A picture is worth 1000 words, isn't it?

Frankly, I'd rather hear the f-bomb than the b-word.

Thank you.

Thursday, August 13, 2009

Last evening, we attended Jose's graduation from the Goodwill Industries Youth Build program for kids who have had poor starts in life compounded by a series of bad choices on their parts. Using the setting of the construction industry, young people who are no longer part of the public school system gain preparedness to pass the GED, earn a pre-apprenticeship certificate and be able to get jobs or further training. Jose did very well in the program; he worked for a time as a laborer on a site with a major construction company, got his GED and remained substance-free during the entire duration of his enrollment, something he told us the other kids mostly did not do, even though it could have meant expulsion. One of the final activities of the program was a tour of several local colleges.

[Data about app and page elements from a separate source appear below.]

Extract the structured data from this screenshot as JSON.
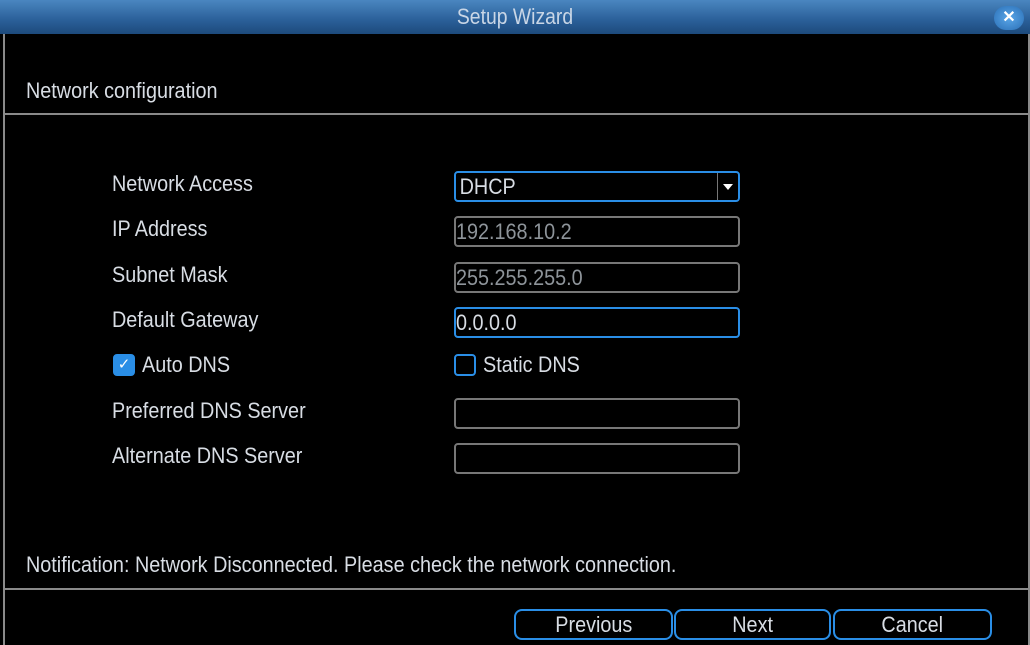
{
  "window": {
    "title": "Setup Wizard",
    "close_icon": "close-icon"
  },
  "section": {
    "title": "Network configuration"
  },
  "form": {
    "network_access": {
      "label": "Network Access",
      "value": "DHCP"
    },
    "ip_address": {
      "label": "IP Address",
      "value": "192.168.10.2"
    },
    "subnet_mask": {
      "label": "Subnet Mask",
      "value": "255.255.255.0"
    },
    "default_gateway": {
      "label": "Default Gateway",
      "value": "0.0.0.0"
    },
    "auto_dns": {
      "label": "Auto DNS",
      "checked": true
    },
    "static_dns": {
      "label": "Static DNS",
      "checked": false
    },
    "preferred_dns": {
      "label": "Preferred DNS Server",
      "value": ""
    },
    "alternate_dns": {
      "label": "Alternate DNS Server",
      "value": ""
    }
  },
  "notification": "Notification: Network Disconnected. Please check the network connection.",
  "buttons": {
    "previous": "Previous",
    "next": "Next",
    "cancel": "Cancel"
  },
  "colors": {
    "accent": "#2a8ee6",
    "titlebar": "#2a5f98"
  }
}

I know what colleges popped into your mind, community colleges and technical schools, institutions that are a logical step for youth who have struggled, whose reading levels were barely 9th grade and math levels were middle-school when they started 8 months previously and have now improved to GED level, which isn't very high. Part of the graduation ceremony was a slide show chronicalling major events and activities for them. They hauled these newly hopeful youths to Central Washington University, Gonzaga University, WSU and University of Oregon.

I don't want to denigrate their achievement. Without Youth Build, these kids would still have no credentials nor training nor job readiness of any sort and be sleeping all day and roaming the streets at night (I'm just quoting the commencement speaker), but there is no way any of them, many with felony convictions, are going to get in to Gonzaga. There was one photo in the slide show that I think was unconsciously symbolic. It was at Gonzaga. All of the kids, identifiable by their Youth Build T-Shirts, were peering in to an vague space through one of those roll-down barriers, essentially through bars. Whatever was behind the barrier was clearly fascinating to each of them. But like Gonzaga itself, clearly unattainable. As good as the program is, it's not enough to get them into a four-year university of that quality. Maybe CWU, or even WSU, but Uof O and Gonzaga? I do not understand why they spent so much money on such an excursion. Why not take them to area 2 year colleges and training programs? Why give them a false sense of encouragement? True, I don't know how the trip was presented to them, but seeing that photo, disadvantaged kids, clinging to a barrier at an institution of higher learning while peering intently inside, really stung my heart.